Testing Integrated Management Strategies for Tall Buttercup (Ranunculus acris) in Irrigated Hayfield Meadows

Article Citation:

Hally K. Strevey and Jane M. Mangold (2015) Testing Integrated Management Strategies for Tall Buttercup (Ranunculus acris) in Irrigated Hayfield Meadows. Invasive Plant Science and Management: October-December 2015, Vol. 8, No. 4, pp. 385-392.

http://wssajournals.org/doi/abs/10.1614/IPSM-D-14-00066.1

Tall buttercup is an invasive forb that has been reported in all but eight states and one Canadian province. The species has been of concern in Montana where it has invaded over 8,300 ha, and it has been particularly problematic in irrigated hayfield meadows that are used for forage production. This study sought to develop an integrated management strategy to control tall buttercup while maintaining forage production. Research was conducted over 2 yr at flood-irrigated and subirrigated hayfield meadows near Twin Bridges, MT. Treatments were randomly applied in a split-plot design with four replications at both sites. Herbicide treatments occurred at the whole-plot level: nonsprayed, aminopyralid (172 g ai ha−1), aminocyclopyrachlor + chlorsulfuron (83 g ai ha−1 + 33 g ai ha−1), and dicamba (981 g ai ha−1). Split plots consisted of mowing and fertilization (28 kg N ha−1). All herbicides provided up to 2 yr of tall buttercup control at both sites. In the second year, aminocyclopyrachlor + chlorsulfuron and aminopyralid reduced tall buttercup by 93% and 96%, respectively, for the subirrigated and flood-irrigated sites. At the subirrigated site, mowing reduced tall buttercup by 71%, and fertilization reduced it by 57%. Forage decreased following aminocyclopyrachlor + chlorsulfuron treatments. The integration of herbicide, mowing, and fertilization did not improve tall buttercup control.

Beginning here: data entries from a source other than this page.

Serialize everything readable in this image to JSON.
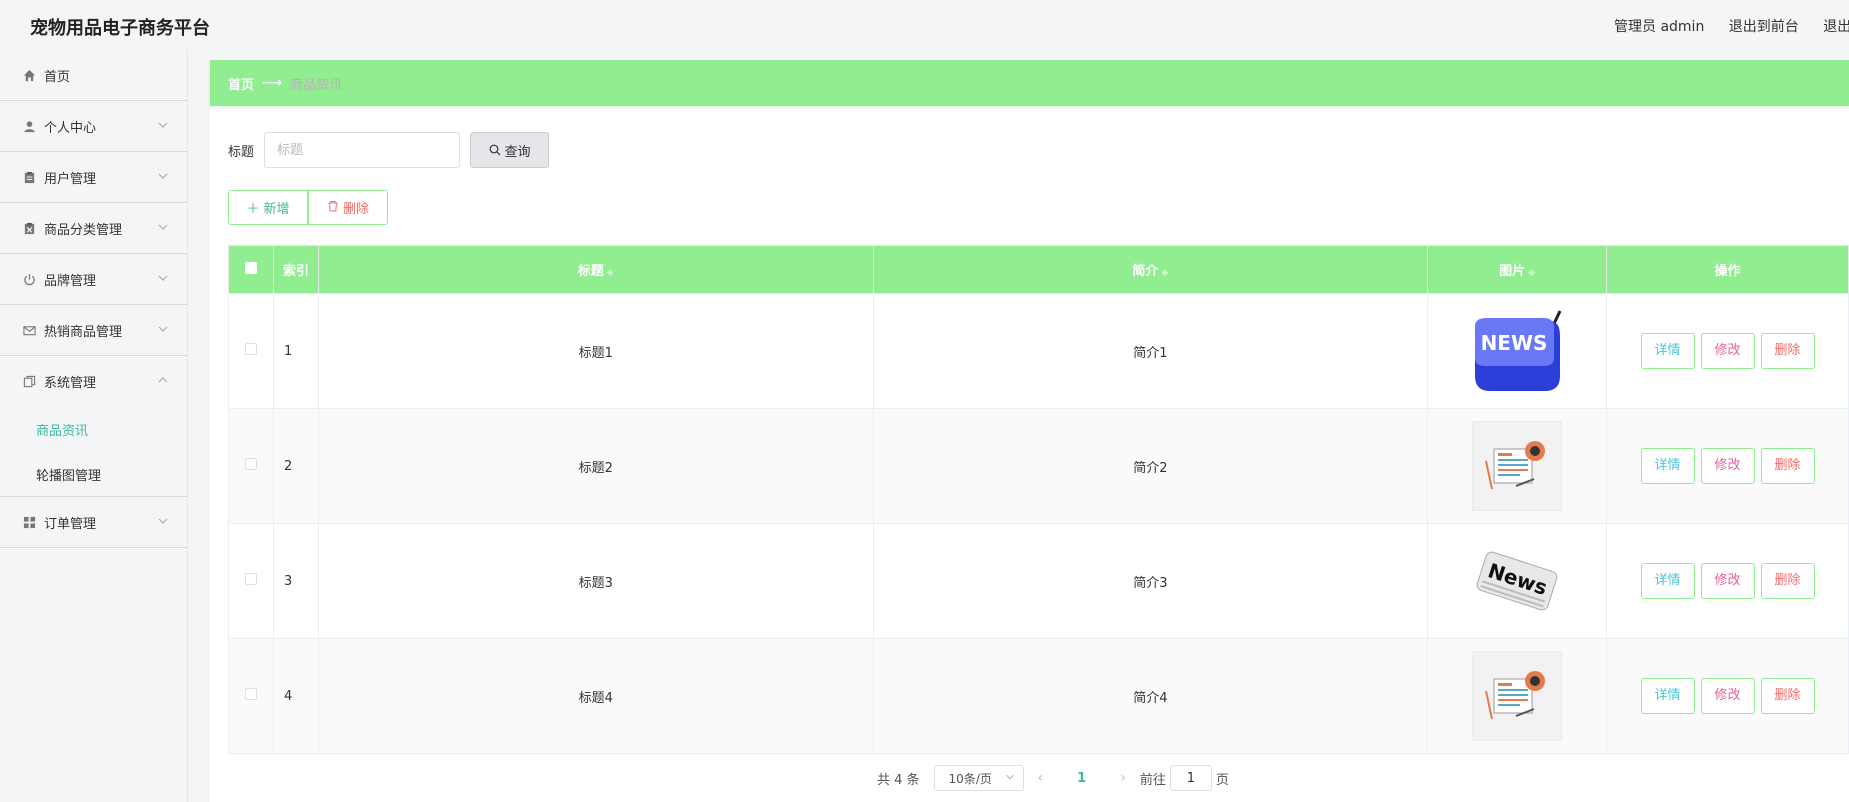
{
  "header": {
    "title": "宠物用品电子商务平台",
    "admin_label": "管理员 admin",
    "back_front": "退出到前台",
    "logout": "退出"
  },
  "sidebar": {
    "items": [
      {
        "label": "首页",
        "icon": "home-icon"
      },
      {
        "label": "个人中心",
        "icon": "user-icon"
      },
      {
        "label": "用户管理",
        "icon": "clipboard-icon"
      },
      {
        "label": "商品分类管理",
        "icon": "clipboard-x-icon"
      },
      {
        "label": "品牌管理",
        "icon": "power-icon"
      },
      {
        "label": "热销商品管理",
        "icon": "mail-icon"
      },
      {
        "label": "系统管理",
        "icon": "copy-icon"
      },
      {
        "label": "订单管理",
        "icon": "grid-icon"
      }
    ],
    "sub_items": [
      {
        "label": "商品资讯",
        "active": true
      },
      {
        "label": "轮播图管理",
        "active": false
      }
    ]
  },
  "breadcrumb": {
    "home": "首页",
    "current": "商品资讯"
  },
  "search": {
    "label": "标题",
    "placeholder": "标题",
    "button": "查询"
  },
  "actions": {
    "add": "新增",
    "delete": "删除"
  },
  "table": {
    "columns": {
      "index": "索引",
      "title": "标题",
      "intro": "简介",
      "image": "图片",
      "ops": "操作"
    },
    "ops": {
      "detail": "详情",
      "edit": "修改",
      "delete": "删除"
    },
    "rows": [
      {
        "index": "1",
        "title": "标题1",
        "intro": "简介1",
        "image": "news-key-image"
      },
      {
        "index": "2",
        "title": "标题2",
        "intro": "简介2",
        "image": "newspaper-illustration-image"
      },
      {
        "index": "3",
        "title": "标题3",
        "intro": "简介3",
        "image": "newspaper-roll-image"
      },
      {
        "index": "4",
        "title": "标题4",
        "intro": "简介4",
        "image": "newspaper-illustration-image"
      }
    ]
  },
  "pagination": {
    "total": "共 4 条",
    "page_size": "10条/页",
    "current_page": "1",
    "goto_label": "前往",
    "goto_value": "1",
    "page_suffix": "页"
  },
  "colors": {
    "accent": "#90ee90",
    "active_text": "#3cb8a0",
    "danger": "#f56c6c"
  }
}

Nomenclature: Aminocyclopyrachlor; aminopyralid; chlorsulfuron; dicamba; tall buttercup, Ranunculus acris L. RANAC.

Management Implications: Tall buttercup has been a problematic invader in New Zealand for many years. In North America the species has recently been of concern, especially in Montana where it is believed to reduce forage production in hayfield meadows. However, there are no published studies on tall buttercup management in North America, and landowners have little guidance about how to control the species, while maintaining productivity and plant diversity. In this study, we sought to develop an integrated management strategy to control tall buttercup while encouraging the growth of desirable forage plants, including perennial grasses and clovers. We used two study sites, one in a subirrigated hayfield and a second in a flood-irrigated hayfield in western Montana. We tested four herbicide treatments, including nonsprayed, aminopyralid (172 g ai ha−1), aminocyclopyrachlor + chlorsulfuron (83 g ai ha−1 + 33 g ai ha−1), and dicamba (981 g ai ha−1), mowing, and fertilization (28 kg N ha−1), applied individually and in all possible combinations. Aminopyralid and aminocyclopyrachlor + chlorsulfuron most effectively reduced tall buttercup biomass. Dicamba also reduced tall buttercup compared to the nonsprayed treatment, but was not as effective as the other two herbicides. At the subirrigated site, mowing and fertilization used individually reduced tall buttercup. However, mowing or fertilization at the flood-irrigated site did not reduce tall buttercup, and their combination did not provide control at either site. Moreover, the integration of herbicides with mowing and fertilization did not improve tall buttercup control. Aminocyclopyrachlor + chlorsulfuron reduced perennial grasses at both sites, and all herbicides reduced clover, an important forage component of hayfield meadows, compared to nonsprayed plots across both sites. Although combinations of mowing and fertilization with or without herbicides did not improve control of tall buttercup over the use of herbicides alone, long-term integrated management can reduce selection pressure that could lead to herbicide resistance.